The origin of tiramisu
Local oral tradition tells us that this delightful dessert was said to have been created by an intelligent “hostess” of a happy house in the historic center of Treviso in the late eighteenth and early nineteenth centuries. It is believed that the woman conceived this invigorating dessert to serve to her customers at the end of the evening, with the aim of restoring their energy.
To back up this charming legend, we discovered that tiramisu is rich and caloric in its ingredients: eggs, sugar, savoiardi (unique soft biscuits), mascarpone cheese, coffee and cocoa.
The recipe and its simple preparation back up this statement. Making this dessert doesn't require the expertise of a senior chef; anyone can do it, no special tools required.
For centuries, tiramisu's true origins were shrouded in mystery, and it wasn't until the second half of the twentieth century that it appeared in books.
Whatever the legend, the recipe was derived from a mixture of egg yolks and sugar, often used as a restorative by peasant families in Treviso. Mascarpone cheese, coffee, cocoa and biscuits are then added to the mixture.
History tells us that long before 1950, since there were no refrigerators, tiramisu was prepared at home and eaten almost immediately, and was known only in the province of Treviso.
Measurements and Ingredients/Dosage Ingredients
- 550g mascarpone cheese
550 g mascarpone cheese
- 6/8 tablespoons sugar (3 tablespoons in egg yolks, 3/4 tablespoons in egg whites)
6/8 tablespoons sugar (3 tablespoons in egg yolks, 3/4 tablespoons in egg whites)
- 300 g Savoiardi type biscuits
300 g finger biscuits
- 8 small cups of cold coffee, sweetened or bitter if preferred, bitter cocoa
8 cups of cold coffee, sweet or bitter (if you prefer)
- Separate the yolks from the whites and place the whites in the refrigerator.
Separate the yolks from the whites and place the whites in the refrigerator.
- Beat the egg yolks with half the sugar.
Beat the egg yolks with half the sugar.
- Add the mascarpone cheese little by little and set aside.
Add the mascarpone cheese a little at a time and set aside.
- Beat the egg whites and gradually add the remaining sugar until you reach a stiff peak consistency.
Beat the egg whites and pour in the remaining sugar a little at a time until you get a stiff snow consistency.
- Add the whipped egg whites little by little to the egg yolk and mascarpone cream mixture.
Add the whipped egg whites little by little to the egg yolks and mascarpone cream.
- Pour a little cream into a baking dish (about 30 x 20 cm).
Place some cream into a baking dish (approx. 30×20 cm).
- Quickly dip both sides of the cookies in cold coffee and place on top of the first layer of cream.

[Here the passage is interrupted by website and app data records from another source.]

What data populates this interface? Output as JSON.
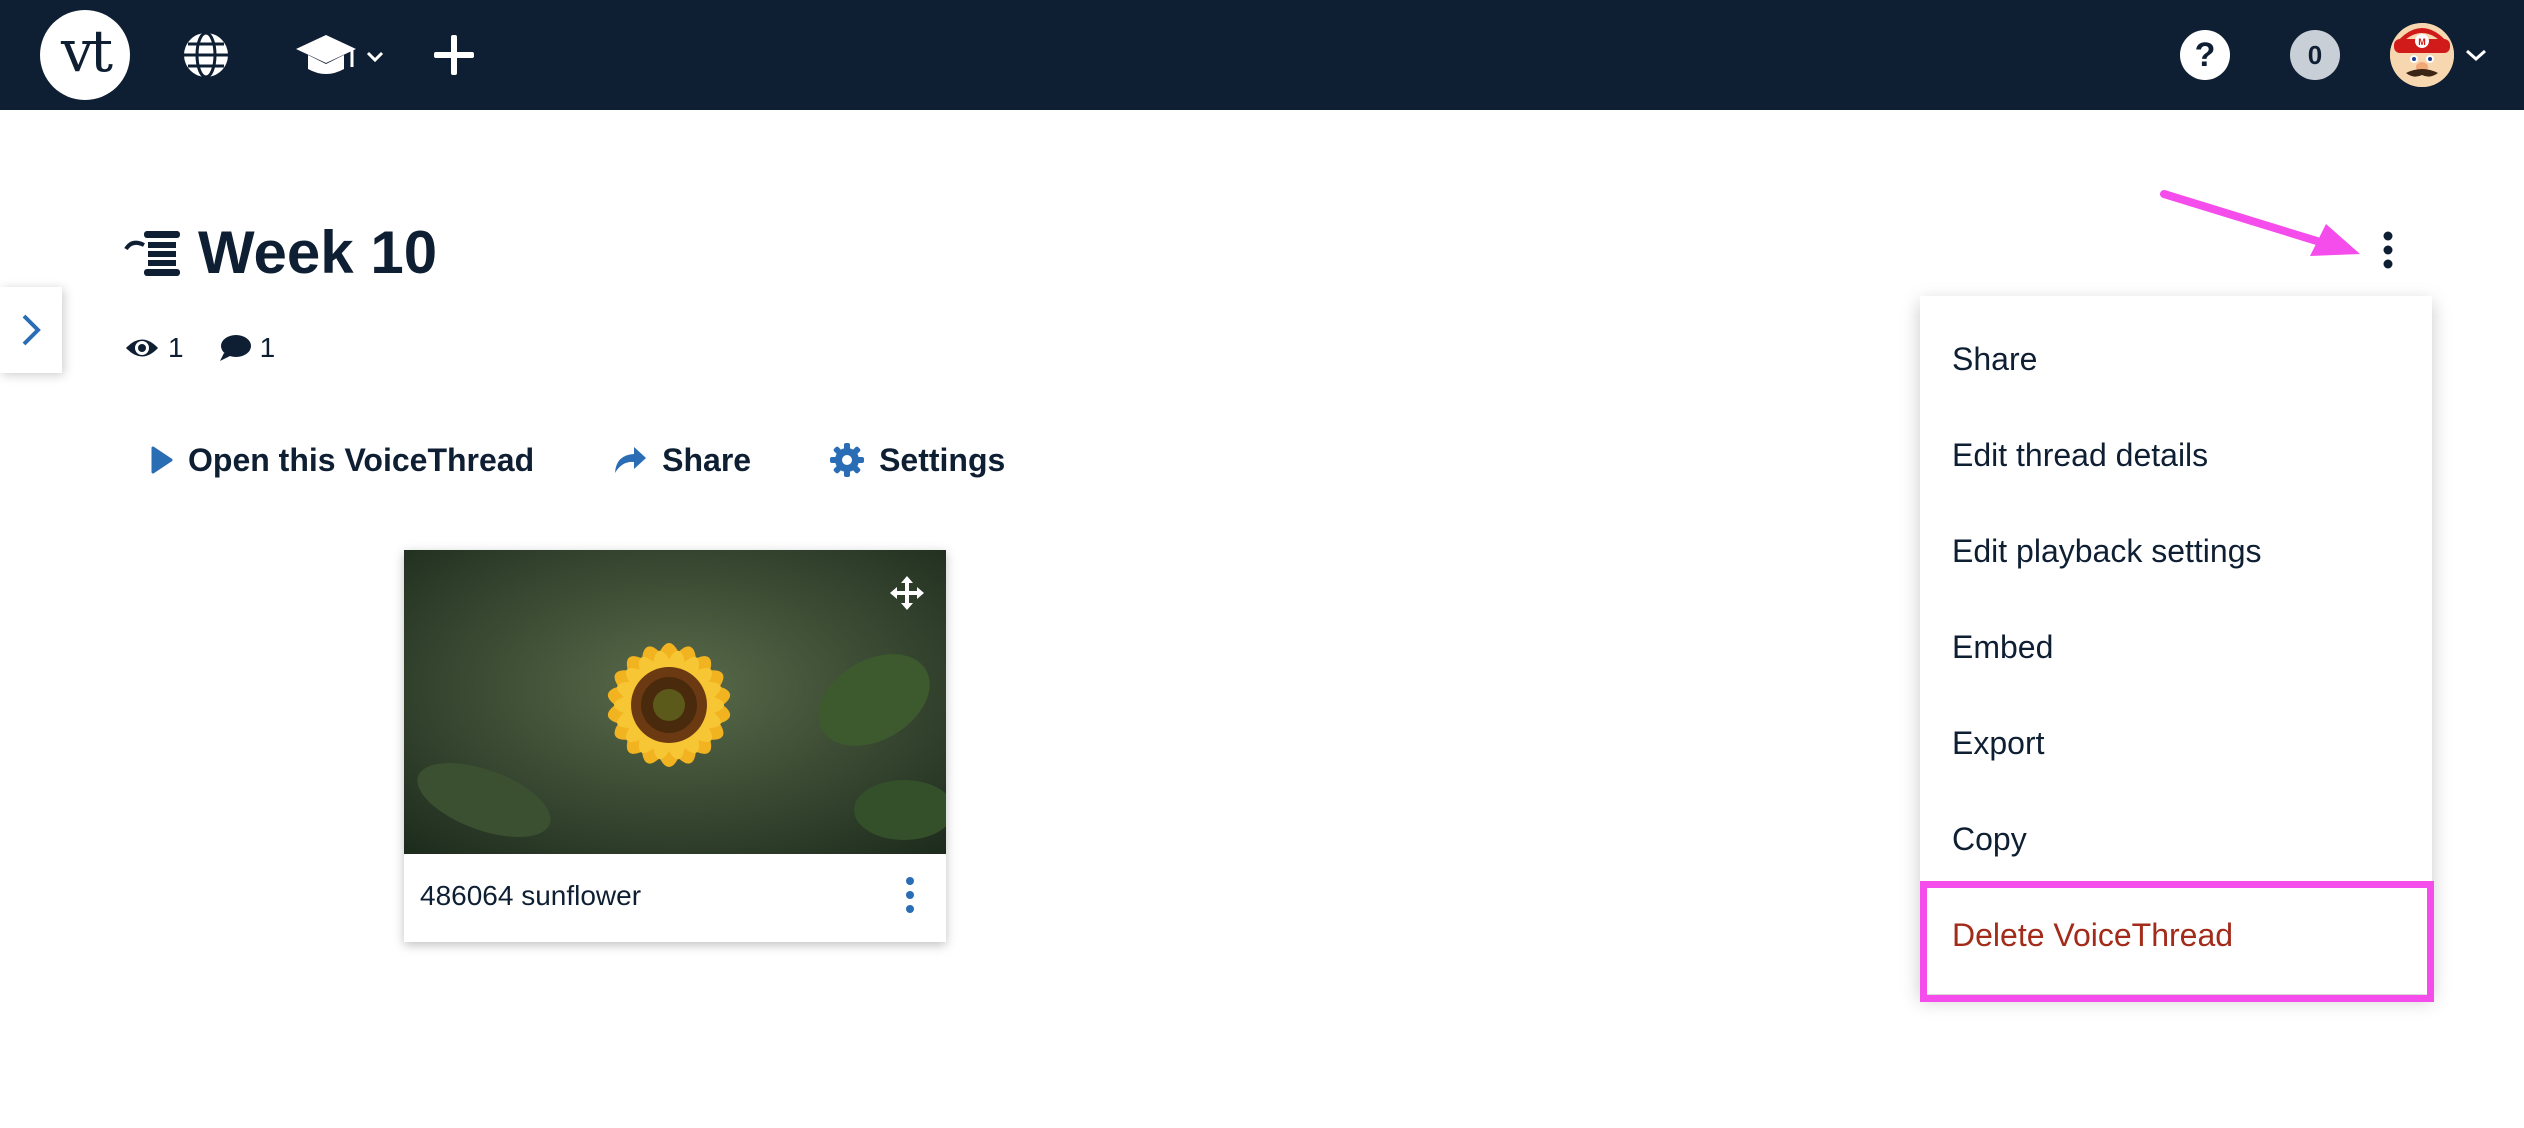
{
  "topbar": {
    "logo_text": "vt",
    "icons": [
      "globe-icon",
      "graduation-cap-icon",
      "plus-icon",
      "help-icon",
      "avatar"
    ],
    "help_label": "?",
    "notification_count": "0"
  },
  "thread": {
    "title": "Week 10",
    "views": "1",
    "comments": "1"
  },
  "actions": {
    "open": "Open this VoiceThread",
    "share": "Share",
    "settings": "Settings"
  },
  "slide": {
    "label": "486064 sunflower"
  },
  "menu": {
    "items": [
      "Share",
      "Edit thread details",
      "Edit playback settings",
      "Embed",
      "Export",
      "Copy",
      "Delete VoiceThread"
    ]
  },
  "colors": {
    "navbar": "#0f1f33",
    "accent_blue": "#2a6db5",
    "danger": "#a32b1a",
    "highlight": "#f54dec"
  }
}
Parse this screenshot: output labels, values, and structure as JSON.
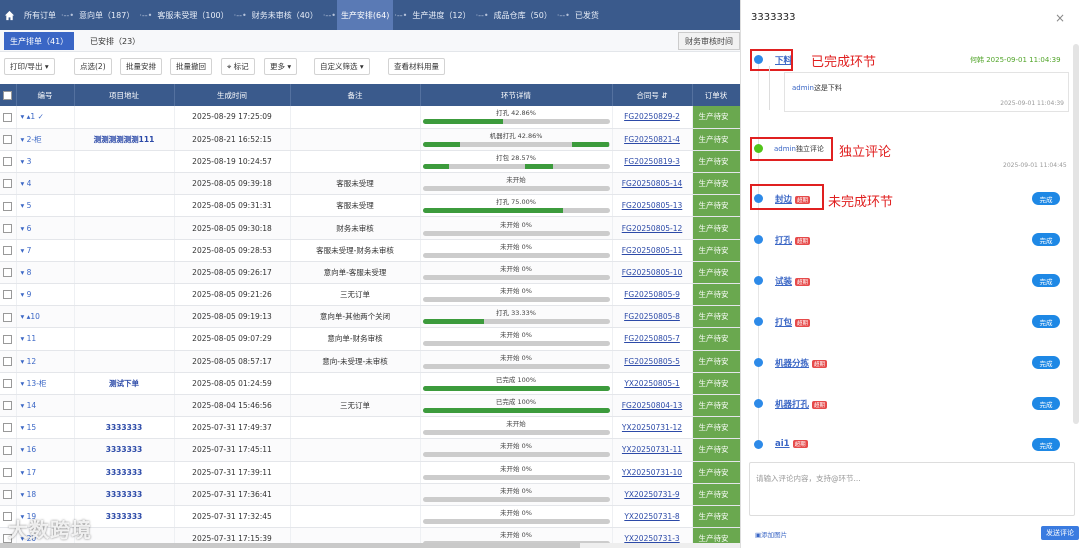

Quickly dip both sides of the cookies in cold coffee and place on top of the first layer of cream.
- Spread more cream on top of the first layer of biscuits to create a second layer of biscuits.
Spread more cream on top of the first layer of biscuits to create a second layer of biscuits.

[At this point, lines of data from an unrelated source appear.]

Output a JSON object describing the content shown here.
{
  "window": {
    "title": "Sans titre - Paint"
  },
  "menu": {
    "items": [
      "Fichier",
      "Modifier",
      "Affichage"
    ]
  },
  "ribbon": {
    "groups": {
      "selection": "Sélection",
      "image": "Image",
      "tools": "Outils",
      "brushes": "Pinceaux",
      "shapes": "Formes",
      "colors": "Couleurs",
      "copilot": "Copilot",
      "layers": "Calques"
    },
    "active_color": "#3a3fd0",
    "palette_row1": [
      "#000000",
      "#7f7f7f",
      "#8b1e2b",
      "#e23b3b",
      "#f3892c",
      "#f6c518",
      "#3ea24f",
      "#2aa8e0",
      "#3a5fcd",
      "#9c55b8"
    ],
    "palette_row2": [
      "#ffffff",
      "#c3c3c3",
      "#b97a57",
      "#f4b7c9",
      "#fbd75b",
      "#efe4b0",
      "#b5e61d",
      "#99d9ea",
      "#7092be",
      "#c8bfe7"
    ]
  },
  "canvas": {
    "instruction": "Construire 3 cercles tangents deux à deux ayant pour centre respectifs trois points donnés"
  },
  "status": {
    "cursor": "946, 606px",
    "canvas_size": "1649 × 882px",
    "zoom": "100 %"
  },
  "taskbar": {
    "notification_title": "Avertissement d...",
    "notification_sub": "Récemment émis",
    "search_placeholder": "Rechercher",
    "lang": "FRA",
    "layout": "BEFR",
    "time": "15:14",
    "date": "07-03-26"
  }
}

- Cover with remaining cream and sprinkle with bitter cocoa powder.
Cover with remaining cream and sprinkle with bitter cocoa powder.
- Let it set in the refrigerator for a few hours (about 3-4).
Leave in the refrigerator for a few hours (about 3-4) to harden.
Allegra Lucarelli, professionally known as allegraLu, is a certified bilingual neuro-linguistic coach for children who is a native Italian speaker and fluent in English. At AllegraLu.com, she helps families develop their children's bilingual and multilingual skills.